### SOURCE DATA
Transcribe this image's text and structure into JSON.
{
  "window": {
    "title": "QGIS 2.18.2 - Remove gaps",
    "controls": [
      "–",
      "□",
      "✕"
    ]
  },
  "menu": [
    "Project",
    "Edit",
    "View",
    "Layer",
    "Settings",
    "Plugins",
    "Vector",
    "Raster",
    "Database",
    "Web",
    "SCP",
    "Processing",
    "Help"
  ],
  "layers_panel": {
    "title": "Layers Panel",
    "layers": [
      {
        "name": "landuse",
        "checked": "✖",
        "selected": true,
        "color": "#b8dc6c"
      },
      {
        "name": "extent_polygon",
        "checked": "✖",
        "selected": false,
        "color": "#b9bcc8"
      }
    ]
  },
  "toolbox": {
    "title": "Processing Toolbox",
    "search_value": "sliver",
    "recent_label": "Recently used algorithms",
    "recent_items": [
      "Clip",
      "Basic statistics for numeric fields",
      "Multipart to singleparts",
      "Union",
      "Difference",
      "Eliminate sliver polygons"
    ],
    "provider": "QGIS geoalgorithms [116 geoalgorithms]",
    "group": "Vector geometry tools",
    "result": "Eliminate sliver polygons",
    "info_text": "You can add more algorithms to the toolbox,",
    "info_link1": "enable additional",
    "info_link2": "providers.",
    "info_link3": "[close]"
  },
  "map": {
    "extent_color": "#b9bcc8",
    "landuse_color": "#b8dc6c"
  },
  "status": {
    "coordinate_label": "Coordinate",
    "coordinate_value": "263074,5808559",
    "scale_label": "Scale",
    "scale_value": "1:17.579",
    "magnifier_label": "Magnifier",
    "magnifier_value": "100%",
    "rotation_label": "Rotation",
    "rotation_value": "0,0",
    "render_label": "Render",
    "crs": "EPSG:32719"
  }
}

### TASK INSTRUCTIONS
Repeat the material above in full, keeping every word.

### ANSWER FOR THE TASK
Transcribe this image's text and structure into JSON.
{
  "window": {
    "title": "QGIS 2.18.2 - Remove gaps",
    "controls": [
      "–",
      "□",
      "✕"
    ]
  },
  "menu": [
    "Project",
    "Edit",
    "View",
    "Layer",
    "Settings",
    "Plugins",
    "Vector",
    "Raster",
    "Database",
    "Web",
    "SCP",
    "Processing",
    "Help"
  ],
  "layers_panel": {
    "title": "Layers Panel",
    "layers": [
      {
        "name": "landuse",
        "checked": "✖",
        "selected": true,
        "color": "#b8dc6c"
      },
      {
        "name": "extent_polygon",
        "checked": "✖",
        "selected": false,
        "color": "#b9bcc8"
      }
    ]
  },
  "toolbox": {
    "title": "Processing Toolbox",
    "search_value": "sliver",
    "recent_label": "Recently used algorithms",
    "recent_items": [
      "Clip",
      "Basic statistics for numeric fields",
      "Multipart to singleparts",
      "Union",
      "Difference",
      "Eliminate sliver polygons"
    ],
    "provider": "QGIS geoalgorithms [116 geoalgorithms]",
    "group": "Vector geometry tools",
    "result": "Eliminate sliver polygons",
    "info_text": "You can add more algorithms to the toolbox,",
    "info_link1": "enable additional",
    "info_link2": "providers.",
    "info_link3": "[close]"
  },
  "map": {
    "extent_color": "#b9bcc8",
    "landuse_color": "#b8dc6c"
  },
  "status": {
    "coordinate_label": "Coordinate",
    "coordinate_value": "263074,5808559",
    "scale_label": "Scale",
    "scale_value": "1:17.579",
    "magnifier_label": "Magnifier",
    "magnifier_value": "100%",
    "rotation_label": "Rotation",
    "rotation_value": "0,0",
    "render_label": "Render",
    "crs": "EPSG:32719"
  }
}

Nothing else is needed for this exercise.